• EXERCISE AIM:
Give back the entire listing verbatim.

• RECORD EXTRACTS:
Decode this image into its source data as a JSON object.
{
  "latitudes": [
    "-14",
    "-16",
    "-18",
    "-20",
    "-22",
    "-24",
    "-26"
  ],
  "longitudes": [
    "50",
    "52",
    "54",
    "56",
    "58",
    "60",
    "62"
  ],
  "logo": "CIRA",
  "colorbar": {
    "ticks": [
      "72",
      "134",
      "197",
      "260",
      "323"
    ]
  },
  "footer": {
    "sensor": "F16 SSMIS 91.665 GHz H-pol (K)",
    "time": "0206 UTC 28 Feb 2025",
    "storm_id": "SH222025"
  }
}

• WRITTEN SOLUTION:
Decode this image into its source data as a JSON object.
{
  "latitudes": [
    "-14",
    "-16",
    "-18",
    "-20",
    "-22",
    "-24",
    "-26"
  ],
  "longitudes": [
    "50",
    "52",
    "54",
    "56",
    "58",
    "60",
    "62"
  ],
  "logo": "CIRA",
  "colorbar": {
    "ticks": [
      "72",
      "134",
      "197",
      "260",
      "323"
    ]
  },
  "footer": {
    "sensor": "F16 SSMIS 91.665 GHz H-pol (K)",
    "time": "0206 UTC 28 Feb 2025",
    "storm_id": "SH222025"
  }
}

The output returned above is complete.